Nick Clegg is pushing for more taxation targeting Britain's millionaires as he seeks to re-establish his authority over his bruised and battered Liberal Democrat party.
The Lib Dems are meeting under grey clouds in Brighton this week for their autumn conference – an apt picture given its torrid performance in recent polling.
An Observer/Opinium poll even put the Liberal Democrats in fourth place with eight per cent, behind Ukip on ten per cent. Clegg himself faces appalling numbers, fuelling speculation about his own future in charge of the party going into the 2015 general elections. A poll by the grassroots Lib Dem Voice website has put him on a net rating of minus two, the first time he has fallen into negative territory.
"Of course the polls are bad, but... if people who don't agree [with Liberal Democrat policies] are keen to engage in quite a civil way," Clegg told BBC1's The Andrew Marr Show.
"The idea that there's this constant remorseless abuse isn't the way I experience it."
He has responded to the growing pressure by apologising for breaking the party's pledge not to raise tuition fees under any circumstances – prompting a mixture of mockery and admiration online – and using the Brighton conference to push for fairer taxes in negotiations with the Conservatives.
Clegg also announced the Treasury is working on a 'pension for property' scheme in which parents can help their children get on the property ladder by using their pension pots as a guarantee.
With the double-dip recession having ended any hopes of the current austerity drive being over by 2015, further "belt-tightening" is now inevitable. Clegg hopes to secure support by forcing Tory ministers to impose some taxes on the wealthiest, rather than simply targeting the welfare budget in order to make savings.
"This is a huge undertaking for us as a country. I start from the simple principle that we should start from the top and work down... when you try to make the numbers work," he said this morning.
"I will not accept a new wave of fiscal retrenchment without asking people at the top to make an additional contribution.
"I don't think you can ask people on middle and low incomes... to bear the brunt of this adjustment."
The coalition will have to make spending plans for the 2015/16 financial year, going beyond the 2015 general election.

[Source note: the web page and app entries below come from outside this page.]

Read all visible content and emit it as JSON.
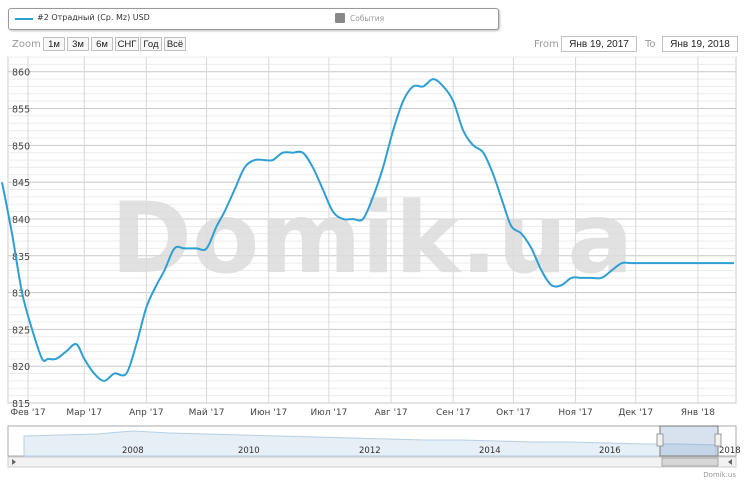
{
  "legend": {
    "series_label": "#2 Отрадный (Ср. Мz) USD",
    "events_label": "События"
  },
  "zoom": {
    "label": "Zoom",
    "buttons": [
      "1м",
      "3м",
      "6м",
      "СНГ",
      "Год",
      "Всё"
    ]
  },
  "range": {
    "from_label": "From",
    "from_value": "Янв 19, 2017",
    "to_label": "To",
    "to_value": "Янв 19, 2018"
  },
  "watermark": "Domik.ua",
  "credit": "Domik.us",
  "colors": {
    "series": "#2f9fd3",
    "grid": "#d8d8d8",
    "watermark": "#dcdcdc"
  },
  "chart_data": {
    "type": "line",
    "title": "",
    "xlabel": "",
    "ylabel": "",
    "ylim": [
      815,
      862
    ],
    "yticks": [
      815,
      820,
      825,
      830,
      835,
      840,
      845,
      850,
      855,
      860
    ],
    "xticks": [
      "Фев '17",
      "Мар '17",
      "Апр '17",
      "Май '17",
      "Июн '17",
      "Июл '17",
      "Авг '17",
      "Сен '17",
      "Окт '17",
      "Ноя '17",
      "Дек '17",
      "Янв '18"
    ],
    "series": [
      {
        "name": "#2 Отрадный (Ср. Мz) USD",
        "color": "#2f9fd3",
        "x": [
          "2017-01-19",
          "2017-01-24",
          "2017-01-29",
          "2017-02-03",
          "2017-02-08",
          "2017-02-11",
          "2017-02-15",
          "2017-02-20",
          "2017-02-25",
          "2017-03-01",
          "2017-03-06",
          "2017-03-11",
          "2017-03-16",
          "2017-03-22",
          "2017-03-27",
          "2017-04-01",
          "2017-04-06",
          "2017-04-10",
          "2017-04-15",
          "2017-04-20",
          "2017-04-26",
          "2017-05-01",
          "2017-05-06",
          "2017-05-10",
          "2017-05-15",
          "2017-05-20",
          "2017-05-25",
          "2017-05-30",
          "2017-06-03",
          "2017-06-08",
          "2017-06-13",
          "2017-06-18",
          "2017-06-23",
          "2017-06-28",
          "2017-07-03",
          "2017-07-08",
          "2017-07-13",
          "2017-07-18",
          "2017-07-23",
          "2017-07-28",
          "2017-08-02",
          "2017-08-07",
          "2017-08-12",
          "2017-08-17",
          "2017-08-22",
          "2017-08-27",
          "2017-09-01",
          "2017-09-06",
          "2017-09-11",
          "2017-09-16",
          "2017-09-21",
          "2017-09-26",
          "2017-09-30",
          "2017-10-05",
          "2017-10-10",
          "2017-10-15",
          "2017-10-20",
          "2017-10-25",
          "2017-10-30",
          "2017-11-04",
          "2017-11-09",
          "2017-11-14",
          "2017-11-19",
          "2017-11-24",
          "2017-11-29",
          "2017-12-04",
          "2017-12-08",
          "2017-12-13",
          "2017-12-18",
          "2017-12-23",
          "2017-12-28",
          "2018-01-02",
          "2018-01-07",
          "2018-01-12",
          "2018-01-19"
        ],
        "values": [
          845,
          838,
          830,
          825,
          821,
          821,
          821,
          822,
          823,
          821,
          819,
          818,
          819,
          819,
          823,
          828,
          831,
          833,
          836,
          836,
          836,
          836,
          839,
          841,
          844,
          847,
          848,
          848,
          848,
          849,
          849,
          849,
          847,
          844,
          841,
          840,
          840,
          840,
          843,
          847,
          852,
          856,
          858,
          858,
          859,
          858,
          856,
          852,
          850,
          849,
          846,
          842,
          839,
          838,
          836,
          833,
          831,
          831,
          832,
          832,
          832,
          832,
          833,
          834,
          834,
          834,
          834,
          834,
          834,
          834,
          834,
          834,
          834,
          834,
          834
        ]
      }
    ]
  },
  "navigator": {
    "labels": [
      "2008",
      "2010",
      "2012",
      "2014",
      "2016",
      "2018"
    ],
    "line_values": [
      20,
      21,
      22,
      25,
      23,
      22,
      21,
      20,
      19,
      18,
      17,
      16,
      16,
      15,
      14,
      14,
      13,
      12,
      12,
      11
    ]
  }
}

After that the Lib Dems will not be bound to Tory proposals for the remainder of the next parliament.
Initial moves against around 500,000 people with assets or personal wealth worth over £1 million would focus on extra scrutiny to avoid the Treasury losing money through tax-dodging, the Mail on Sunday newspaper reported.
HM Revenue and Customs' affluence unit is being reinforced and its remit is being expanded from those with net wealth of over £2.5 million to any millionaire.
The Lib Dems are also set to press ahead with their calls for the introduction of a mansion tax on properties worth over £2 million. Conservative ministers oppose the measures, setting up the prospect of a major clash within the Cabinet.
"We are proving that coalition works. But we need discipline," the deputy prime minister told party delegates at a rally on Saturday night.
"Yes, we must show people that we are different from our coalition partners. But if all people see is squabbling then they will think coalition is a messy, incoherent thing."
Energy and climate change secretary Ed Davey led attacks against the Conservatives at the start of the Brighton conference, telling the Observer newspaper "tea-party Tories" were threatening his environmental agenda. His comments are thought to be particularly directed against the Treasury.
"Conservative critics are getting in the way of growth for our economy, and green growth," he told Sky News' Murnaghan programme.
"George Osborne the chancellor needs to make sure our economy is growing. He knows when you look at all the building work the government is trying to push, energy is about half of that planned infrastructure investment.
"I'm absolutely sure the chancellor wants growth and I think he recognises energy infrastructure investment is really critical to doing that."
Tensions with the Tories are an essential part of the Lib Dems 'differentiation' bid to distinguish themselves from David Cameron and his colleagues.
"Yes, there are anxieties, yes there are concerns about the damage done to our standing in the polls because of what we've done in coalition government," Clegg added this morning.
"But there is extraordinary resilience and unity."
He made clear that, despite the bleak outlook in the polls, he was not prepared to consider resigning before 2015. "The idea that when you're halfway up a mountain you suddenly bail out," he began, before insisting: "I'm not going to flinch."
YouGov's research for the Sunday Times newspaper put the Liberal Democrat vote share at just nine per cent, with Labour on 41% and the Conservatives on 34%.
Clegg's rating among the general public is now minus 63% - one point worse than former Labour prime minister Gordon Brown's low point of 62% in June 2008.